Beaumont: A fine hub for exploring the attractions of Southeast TexasChron.com, May 22nd
The second floor tells the story of Spindletop and displays some vintage signs and equipment from major oil companies. Vitals: Admission is $5. 600 Main, 409-833-5100; texasenergymuseum.org. Shangri La Botanical Gardens & Nature Center: This ...Read more
Ace Sign Co. restoring iconic Bel-Aire 'Sputnik' for local museumThe State Journal-Register, May 18th
The dedication for the Ace Sign Co. museum is Tuesday, May 19, 2015. The museum resulting from 75 years in the sign business is a neon who?s who of the city?s retail-commercial history from The Hub clothing store downtown to Reisch Brewery...Read more
Charleston City Vehicle Traveling With Campaign Signs Sends Social Media ...WCHS-TV8, May 15th
His sign collection includes yard signs, real estate signs, and of course, campaign signs. But there were signs for Jones in Robson's stack. None could be found at Cato Park where the Parks and Recreation director started an illegal sign collection of...Read more
Waynesboro man's sign collection much more than 'chicken bucket'The Augusta Chronicle, March 22nd

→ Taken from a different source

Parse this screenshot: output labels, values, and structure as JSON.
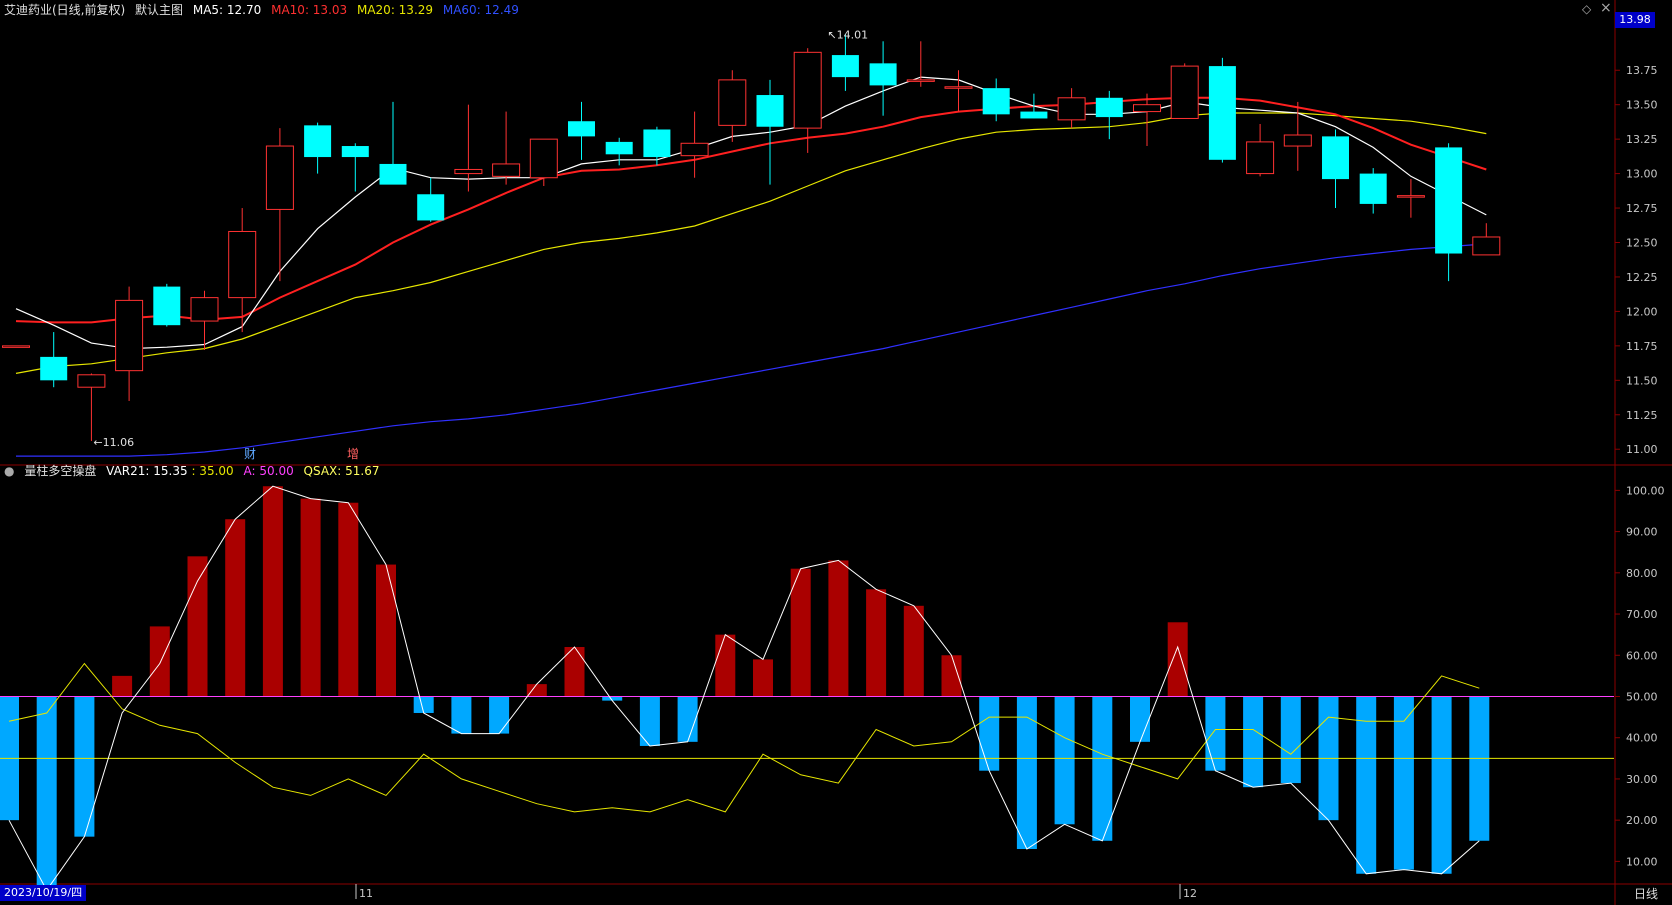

Out front, though, is what many in Burke County would probably consider the shining star of Taylor's 600-sign collection – a 30-foot-tall Kentucky Fried Chicken bucket that motorists along Highway 25 can see for miles at night. “It lights up bright...Read more